In the world of numbers, many types of numbers are possible. Real numbers, whole numbers, rational numbers, irrational numbers, etc. More often, when a number line is drawn, we see only the whole numbers drawn on the number line because if we try to depict the decimals on the number line, we face an interesting challenge.

While there are infinite whole numbers between any two whole numbers, the total number of whole numbers in between are finite. But in the case of decimal numbers between any two whole numbers or any two decimal numbers, there lie infinite many decimal numbers, and thus, if we are to show decimal numbers on a number line even for the tiniest scope, it would not be possible to show all the decimal numbers in that range. Now one may think that if it is tricky to show decimal numbers in the number line, it would be even trickier to do mathematical operations like multiplying decimals or dividing, adding, and subtracting decimals, but we will see how performing mathematical operations on decimal numbers closely resemble the operations on whole numbers.
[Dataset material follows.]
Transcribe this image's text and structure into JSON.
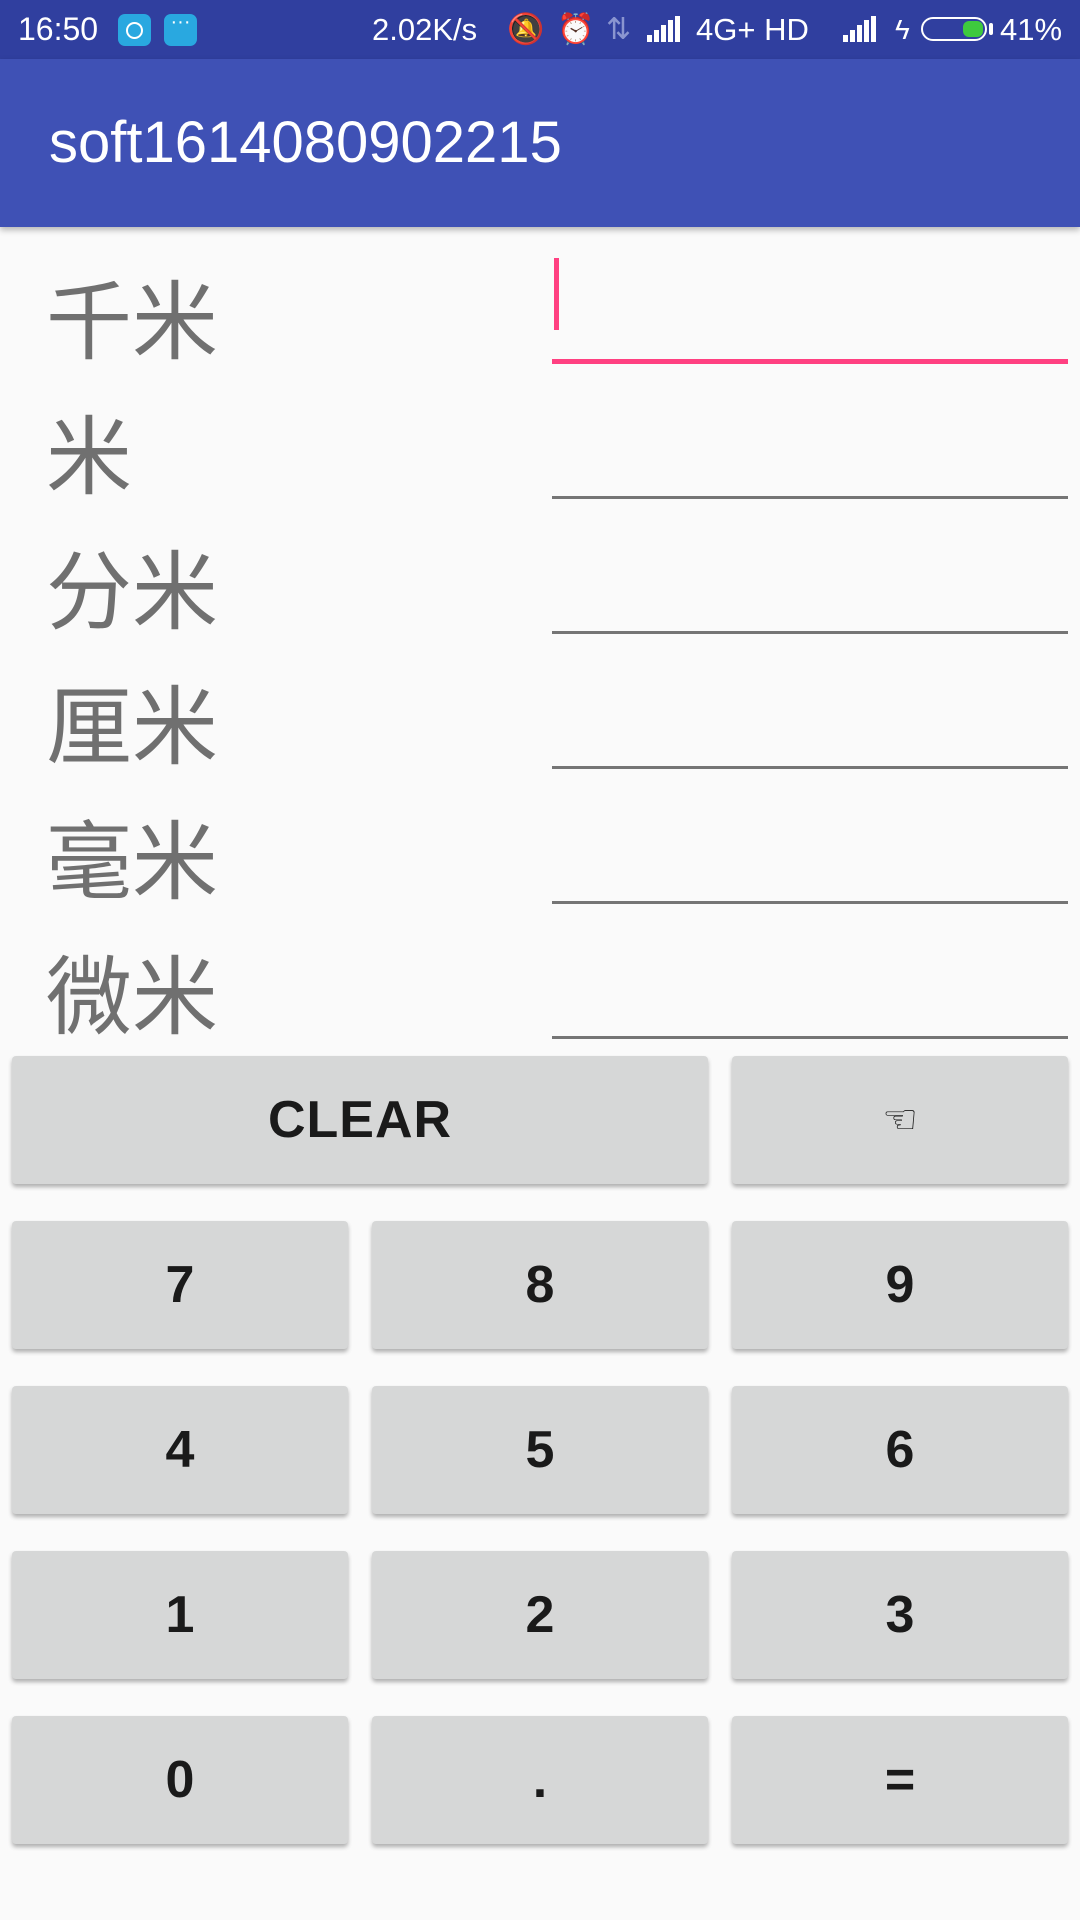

Multiplication of decimals is the same as multiplication of whole numbers, but, in addition, we need to know where the decimal would be positioned in the product of the two numbers. So for the given two decimal numbers, multiply the two numbers as if there is no decimal in them and then count the total number of digits which are after the decimal in both the numbers,add them, and then put the decimal in the result before the same number of digits. For example, let us take two numbers, 1.50 and 4.11

Multiplication of 1.50 and 4.11

=> first multiply 15 and 411

=15 *411

= 6165

Now count the digits after decimal in 1.50

Remember there is a value of zero in the number 1.50, and thus the number of digits after the decimal point is one.

Now count the number of digits after decimal in number 4.11. The number of digits after the decimal is 2.

Add the two numbers, 1 + 2 = 3.

So, in the product of the two numbers, there should be three digits after the decimal.

So if we put three digits after decimal in 6165, we get 6.165 as the final answer.

Let us consider one more example –

Multiplication of number 0.5 and 3

The algorithm remains the same as above. First, consider there is no decimal in the numbers and multiply them as usual.

So, 5 * 3 = 15

Number of digits post decimal in 0.5 = 1 and number of digits post decimal in number 3 = 0. Summing them together,gives 0+1 = 1.

So the number of digits after decimal in the product should be 1; hence the answer to the multiplication of 0.5 and 3 is 1.5

Thus note that even when we multiply the decimal with the whole number, the algorithm remains the same.

Multiplication of decimals resembles whole numbers in not just the mechanism it is calculated, but also the properties of multiplication remain the same for decimals as in the case for whole numbers.

So, multiplication of decimals is commutative; that is, the order in which they are multiplied does not matter. So if a and b are two decimal numbers, then a * b = b * a

The associative property, we can group and multiply the decimal numbers in any combination. So if a, b and c are the three decimal numbers, then a * (b * c) = (a * b) * c

Identity property, the multiplication of decimal numbers with number 1 is the decimal number itself. So, if a is the decimal number, a * 1 = a

Zero property, if we multiply any decimal number with zero, the result is zero. Thus if a is a decimal number, then a * 0 = 0.

If one wants to practice more decimal problems, they should solve decimal worksheets easily available online these days. One such platform to download math worksheets is Cuemath, where the students can find a variety of decimal worksheets to practice.